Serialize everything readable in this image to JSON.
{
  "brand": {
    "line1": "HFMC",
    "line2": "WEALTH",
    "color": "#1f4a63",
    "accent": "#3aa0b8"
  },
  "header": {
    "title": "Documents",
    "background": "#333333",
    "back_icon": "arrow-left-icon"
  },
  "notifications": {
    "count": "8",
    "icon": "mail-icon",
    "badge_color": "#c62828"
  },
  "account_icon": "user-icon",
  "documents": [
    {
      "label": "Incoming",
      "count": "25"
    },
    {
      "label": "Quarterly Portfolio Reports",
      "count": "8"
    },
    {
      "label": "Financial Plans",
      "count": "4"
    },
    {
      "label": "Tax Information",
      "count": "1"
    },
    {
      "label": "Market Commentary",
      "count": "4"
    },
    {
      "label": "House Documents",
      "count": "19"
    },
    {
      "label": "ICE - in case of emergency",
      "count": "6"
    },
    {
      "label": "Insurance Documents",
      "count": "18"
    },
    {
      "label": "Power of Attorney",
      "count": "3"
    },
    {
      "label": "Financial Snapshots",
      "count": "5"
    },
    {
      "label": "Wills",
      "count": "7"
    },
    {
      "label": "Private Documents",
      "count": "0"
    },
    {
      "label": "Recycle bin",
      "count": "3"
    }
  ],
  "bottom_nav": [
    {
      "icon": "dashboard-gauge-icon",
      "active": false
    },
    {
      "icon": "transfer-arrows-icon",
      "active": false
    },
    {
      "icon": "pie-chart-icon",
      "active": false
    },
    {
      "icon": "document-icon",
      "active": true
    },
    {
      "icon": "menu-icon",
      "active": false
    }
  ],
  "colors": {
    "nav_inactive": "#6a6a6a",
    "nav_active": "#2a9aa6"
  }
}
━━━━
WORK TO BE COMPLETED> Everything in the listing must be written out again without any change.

ANSWER>
Serialize everything readable in this image to JSON.
{
  "brand": {
    "line1": "HFMC",
    "line2": "WEALTH",
    "color": "#1f4a63",
    "accent": "#3aa0b8"
  },
  "header": {
    "title": "Documents",
    "background": "#333333",
    "back_icon": "arrow-left-icon"
  },
  "notifications": {
    "count": "8",
    "icon": "mail-icon",
    "badge_color": "#c62828"
  },
  "account_icon": "user-icon",
  "documents": [
    {
      "label": "Incoming",
      "count": "25"
    },
    {
      "label": "Quarterly Portfolio Reports",
      "count": "8"
    },
    {
      "label": "Financial Plans",
      "count": "4"
    },
    {
      "label": "Tax Information",
      "count": "1"
    },
    {
      "label": "Market Commentary",
      "count": "4"
    },
    {
      "label": "House Documents",
      "count": "19"
    },
    {
      "label": "ICE - in case of emergency",
      "count": "6"
    },
    {
      "label": "Insurance Documents",
      "count": "18"
    },
    {
      "label": "Power of Attorney",
      "count": "3"
    },
    {
      "label": "Financial Snapshots",
      "count": "5"
    },
    {
      "label": "Wills",
      "count": "7"
    },
    {
      "label": "Private Documents",
      "count": "0"
    },
    {
      "label": "Recycle bin",
      "count": "3"
    }
  ],
  "bottom_nav": [
    {
      "icon": "dashboard-gauge-icon",
      "active": false
    },
    {
      "icon": "transfer-arrows-icon",
      "active": false
    },
    {
      "icon": "pie-chart-icon",
      "active": false
    },
    {
      "icon": "document-icon",
      "active": true
    },
    {
      "icon": "menu-icon",
      "active": false
    }
  ],
  "colors": {
    "nav_inactive": "#6a6a6a",
    "nav_active": "#2a9aa6"
  }
}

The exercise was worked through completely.